Last time, we looked at the skill of holding the “And-Stance” posture when initiating a difficult conversation at the What Happened layer, the surface layer of three layers present in every difficult conversation, the surface where the facts of who, what, where, when, how, and why are discussed.
The "And-Stance" is a skill that can help you avoid the truth assumption pitfall—the pitfall wherein you approach the conflict with an either/or mindset that assigns exclusive right to the truth to one of you or the other. Since you can plainly see the errors of the other, that means you must be the one who's right, right?
They are all too common, those difficult conversations we would do almost anything to avoid. And though we do try our best to avoid them, that never seems to work. Sooner or later, we get cornered by a situation grown intolerable for at least one of the parties in the mix. If no one musters up the courage to dive into the situation, someone eventually “breaks” and the vectors of the conflict fly across the room from every angle. Chaos ensues. The perils of avoiding a difficult conversation are many and complex and they merit separate attention. Today, however, I want to think about why we are tempted to embrace avoidance in the first place.
I would like to venture the hypothesis that the temptation to embrace avoidance arises not just because conversations about painful conflicts are hard. Even if such conflicts are hard, if they were reliably successful in achieving a constructive outcome, no one would choose the inevitable failure of avoidance over the promise of eventually getting what we want in exchange for facing sooner rather than later the challenges ahead.
Instead, I think the reason we are tempted to embrace avoidance is that we have so much experience messing things up worse whenever we try to talk about triggering and difficult issues. Based on this experience, we cannot help but feel doomed either way, and therefore we are less inclined to speed our unhappy fate along by opening up the dangerous subject. You may end up catching me, we say to the situation, but I’m certainly not going to help you do it!
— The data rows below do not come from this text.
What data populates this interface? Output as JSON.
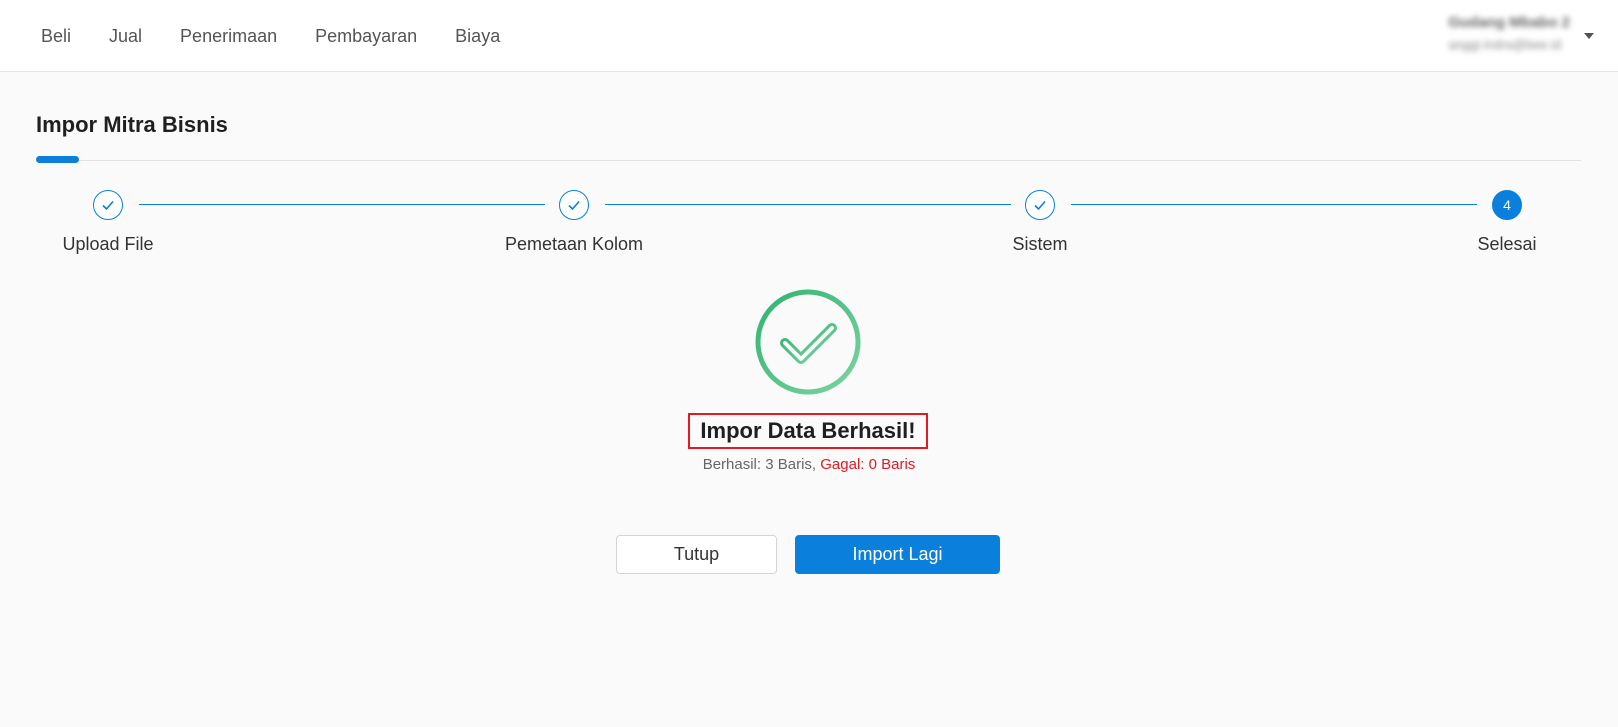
{
  "nav": {
    "items": [
      {
        "label": "Beli"
      },
      {
        "label": "Jual"
      },
      {
        "label": "Penerimaan"
      },
      {
        "label": "Pembayaran"
      },
      {
        "label": "Biaya"
      }
    ]
  },
  "account": {
    "name": "Gudang Mbabo 2",
    "email": "anggi.indra@bee.id"
  },
  "page": {
    "title": "Impor Mitra Bisnis"
  },
  "stepper": {
    "steps": [
      {
        "label": "Upload File",
        "status": "done"
      },
      {
        "label": "Pemetaan Kolom",
        "status": "done"
      },
      {
        "label": "Sistem",
        "status": "done"
      },
      {
        "label": "Selesai",
        "status": "active",
        "number": "4"
      }
    ]
  },
  "result": {
    "title": "Impor Data Berhasil!",
    "success_text": "Berhasil: 3 Baris,",
    "fail_text": "Gagal: 0 Baris"
  },
  "buttons": {
    "close_label": "Tutup",
    "import_again_label": "Import Lagi"
  },
  "colors": {
    "primary": "#0a7fdc",
    "success": "#3dbb7a",
    "danger": "#e01b24"
  }
}
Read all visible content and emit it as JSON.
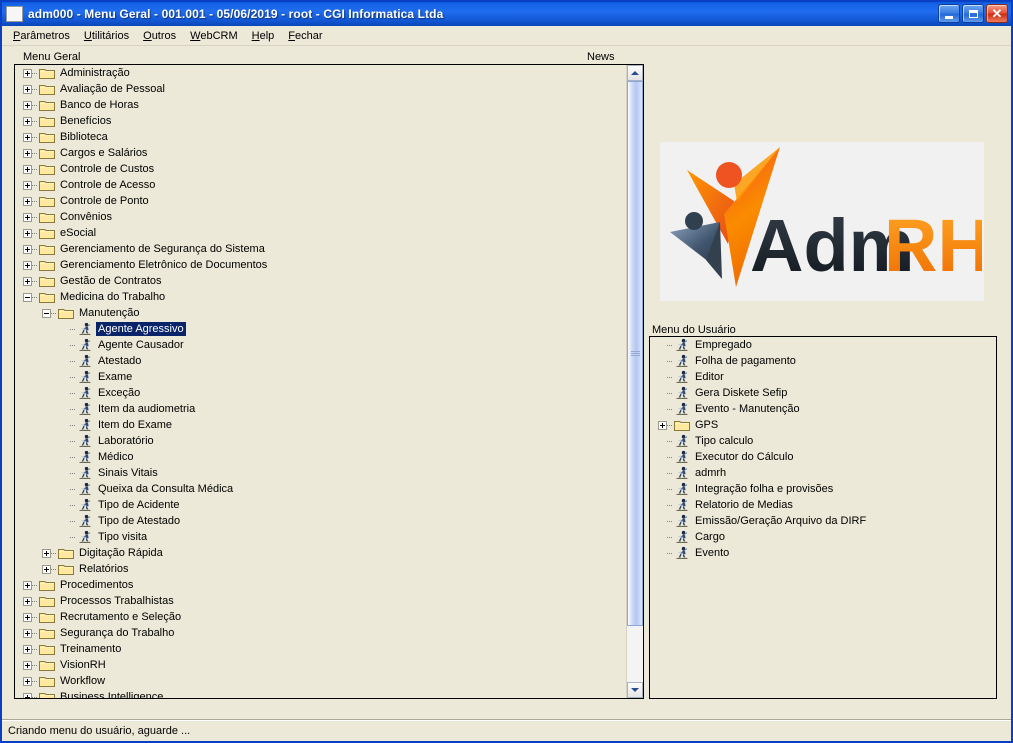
{
  "window": {
    "title": "adm000  - Menu Geral -  001.001 - 05/06/2019 - root - CGI Informatica Ltda",
    "icon": "app-icon",
    "buttons": {
      "minimize": "_",
      "maximize": "□",
      "close": "✕"
    },
    "colors": {
      "titlebar_blue": "#1763e8",
      "window_face": "#ece9d8",
      "selection_blue": "#0a246a",
      "folder_yellow": "#ffe9a0",
      "accent_orange": "#f07d20"
    }
  },
  "menubar": {
    "items": [
      {
        "label": "Parâmetros",
        "accel": "P"
      },
      {
        "label": "Utilitários",
        "accel": "U"
      },
      {
        "label": "Outros",
        "accel": "O"
      },
      {
        "label": "WebCRM",
        "accel": "W"
      },
      {
        "label": "Help",
        "accel": "H"
      },
      {
        "label": "Fechar",
        "accel": "F"
      }
    ]
  },
  "left_panel": {
    "label": "Menu Geral",
    "tree": [
      {
        "label": "Administração",
        "level": 0,
        "type": "folder",
        "state": "collapsed"
      },
      {
        "label": "Avaliação de Pessoal",
        "level": 0,
        "type": "folder",
        "state": "collapsed"
      },
      {
        "label": "Banco de Horas",
        "level": 0,
        "type": "folder",
        "state": "collapsed"
      },
      {
        "label": "Benefícios",
        "level": 0,
        "type": "folder",
        "state": "collapsed"
      },
      {
        "label": "Biblioteca",
        "level": 0,
        "type": "folder",
        "state": "collapsed"
      },
      {
        "label": "Cargos e Salários",
        "level": 0,
        "type": "folder",
        "state": "collapsed"
      },
      {
        "label": "Controle de Custos",
        "level": 0,
        "type": "folder",
        "state": "collapsed"
      },
      {
        "label": "Controle de Acesso",
        "level": 0,
        "type": "folder",
        "state": "collapsed"
      },
      {
        "label": "Controle de Ponto",
        "level": 0,
        "type": "folder",
        "state": "collapsed"
      },
      {
        "label": "Convênios",
        "level": 0,
        "type": "folder",
        "state": "collapsed"
      },
      {
        "label": "eSocial",
        "level": 0,
        "type": "folder",
        "state": "collapsed"
      },
      {
        "label": "Gerenciamento de Segurança do Sistema",
        "level": 0,
        "type": "folder",
        "state": "collapsed"
      },
      {
        "label": "Gerenciamento Eletrônico de Documentos",
        "level": 0,
        "type": "folder",
        "state": "collapsed"
      },
      {
        "label": "Gestão de Contratos",
        "level": 0,
        "type": "folder",
        "state": "collapsed"
      },
      {
        "label": "Medicina do Trabalho",
        "level": 0,
        "type": "folder",
        "state": "expanded"
      },
      {
        "label": "Manutenção",
        "level": 1,
        "type": "folder",
        "state": "expanded"
      },
      {
        "label": "Agente Agressivo",
        "level": 2,
        "type": "leaf",
        "state": "none",
        "selected": true
      },
      {
        "label": "Agente Causador",
        "level": 2,
        "type": "leaf",
        "state": "none"
      },
      {
        "label": "Atestado",
        "level": 2,
        "type": "leaf",
        "state": "none"
      },
      {
        "label": "Exame",
        "level": 2,
        "type": "leaf",
        "state": "none"
      },
      {
        "label": "Exceção",
        "level": 2,
        "type": "leaf",
        "state": "none"
      },
      {
        "label": "Item da audiometria",
        "level": 2,
        "type": "leaf",
        "state": "none"
      },
      {
        "label": "Item do Exame",
        "level": 2,
        "type": "leaf",
        "state": "none"
      },
      {
        "label": "Laboratório",
        "level": 2,
        "type": "leaf",
        "state": "none"
      },
      {
        "label": "Médico",
        "level": 2,
        "type": "leaf",
        "state": "none"
      },
      {
        "label": "Sinais Vitais",
        "level": 2,
        "type": "leaf",
        "state": "none"
      },
      {
        "label": "Queixa da Consulta Médica",
        "level": 2,
        "type": "leaf",
        "state": "none"
      },
      {
        "label": "Tipo de Acidente",
        "level": 2,
        "type": "leaf",
        "state": "none"
      },
      {
        "label": "Tipo de Atestado",
        "level": 2,
        "type": "leaf",
        "state": "none"
      },
      {
        "label": "Tipo visita",
        "level": 2,
        "type": "leaf",
        "state": "none"
      },
      {
        "label": "Digitação Rápida",
        "level": 1,
        "type": "folder",
        "state": "collapsed"
      },
      {
        "label": "Relatórios",
        "level": 1,
        "type": "folder",
        "state": "collapsed"
      },
      {
        "label": "Procedimentos",
        "level": 0,
        "type": "folder",
        "state": "collapsed"
      },
      {
        "label": "Processos Trabalhistas",
        "level": 0,
        "type": "folder",
        "state": "collapsed"
      },
      {
        "label": "Recrutamento e Seleção",
        "level": 0,
        "type": "folder",
        "state": "collapsed"
      },
      {
        "label": "Segurança do Trabalho",
        "level": 0,
        "type": "folder",
        "state": "collapsed"
      },
      {
        "label": "Treinamento",
        "level": 0,
        "type": "folder",
        "state": "collapsed"
      },
      {
        "label": "VisionRH",
        "level": 0,
        "type": "folder",
        "state": "collapsed"
      },
      {
        "label": "Workflow",
        "level": 0,
        "type": "folder",
        "state": "collapsed"
      },
      {
        "label": "Business Intelligence",
        "level": 0,
        "type": "folder",
        "state": "collapsed"
      }
    ],
    "scrollbar": {
      "up_arrow": "▲",
      "down_arrow": "▼"
    }
  },
  "right_panel": {
    "news_label": "News",
    "logo": {
      "alt": "AdmRH",
      "text_dark": "Adm",
      "text_orange": "RH"
    },
    "user_menu_label": "Menu do Usuário",
    "user_tree": [
      {
        "label": "Empregado",
        "level": 0,
        "type": "leaf",
        "state": "none"
      },
      {
        "label": "Folha de pagamento",
        "level": 0,
        "type": "leaf",
        "state": "none"
      },
      {
        "label": "Editor",
        "level": 0,
        "type": "leaf",
        "state": "none"
      },
      {
        "label": "Gera Diskete Sefip",
        "level": 0,
        "type": "leaf",
        "state": "none"
      },
      {
        "label": "Evento - Manutenção",
        "level": 0,
        "type": "leaf",
        "state": "none"
      },
      {
        "label": "GPS",
        "level": 0,
        "type": "folder",
        "state": "collapsed"
      },
      {
        "label": "Tipo calculo",
        "level": 0,
        "type": "leaf",
        "state": "none"
      },
      {
        "label": "Executor do Cálculo",
        "level": 0,
        "type": "leaf",
        "state": "none"
      },
      {
        "label": "admrh",
        "level": 0,
        "type": "leaf",
        "state": "none"
      },
      {
        "label": "Integração folha e provisões",
        "level": 0,
        "type": "leaf",
        "state": "none"
      },
      {
        "label": "Relatorio de Medias",
        "level": 0,
        "type": "leaf",
        "state": "none"
      },
      {
        "label": "Emissão/Geração Arquivo da DIRF",
        "level": 0,
        "type": "leaf",
        "state": "none"
      },
      {
        "label": "Cargo",
        "level": 0,
        "type": "leaf",
        "state": "none"
      },
      {
        "label": "Evento",
        "level": 0,
        "type": "leaf",
        "state": "none"
      }
    ]
  },
  "statusbar": {
    "message": "Criando menu do usuário, aguarde ..."
  }
}
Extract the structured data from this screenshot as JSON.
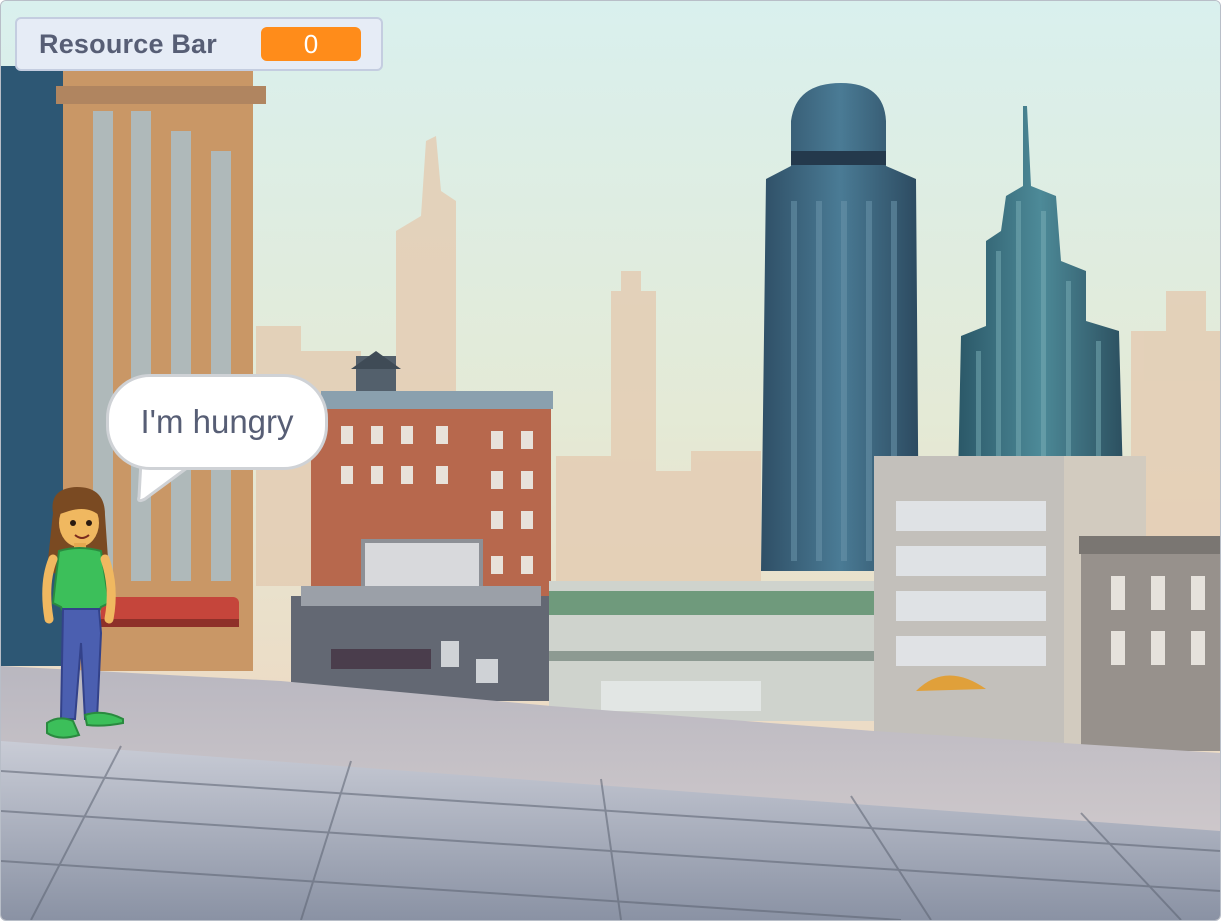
{
  "monitor": {
    "label": "Resource Bar",
    "value": "0",
    "value_color": "#ff8c1a"
  },
  "speech_bubble": {
    "text": "I'm hungry"
  },
  "sprite": {
    "name": "girl-character"
  },
  "backdrop": {
    "name": "city-rooftop"
  },
  "colors": {
    "monitor_bg": "#e6ecf6",
    "label_text": "#575e75",
    "sky": "#d6ecea"
  }
}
Well, let's see if we can find a more hopeful approach to our plight.
Last time, I talked about all the ways sharing feelings feels unsafe and why it’s actually more risky to keep feelings out of a difficult conversation than it is to put them in it. I also explained that this “feelings layer” of the conversation was only part of the anatomy of any difficult conversation, there also being a “what happened layer” and an “identity layer.” Finally, I noted that the directors of the Harvard Negotiation Project whose book, Difficult Conversation, presents this anatomy, recommend a three-step process for including feelings in any difficult conversation in a manner that is both wise and self-possessed. These steps are:
1.) Sort out your feelings for yourself;
2.) Negotiate with your feelings; and
3.) Share your feelings without judgment or attribution.
Last time, I also offered my thoughts on how to sort out your feelings for yourself in a meaningful way. Today, I’d like to offer some insight into the process of negotiating with your feelings and also how to share your feelings without judgment or attribution.
Negotiating with Your Feelings
The idea that you can negotiate with your feelings at first seems a little ridiculous. It sounds a little bit like playing a game of chess by yourself – playing the black knight, pretending you don’t know the white queen’s countermove. The suggestion seems to be that you should be the instigator of your own psychological manipulation. But in fact, it’s not as bad or crazy as it seems.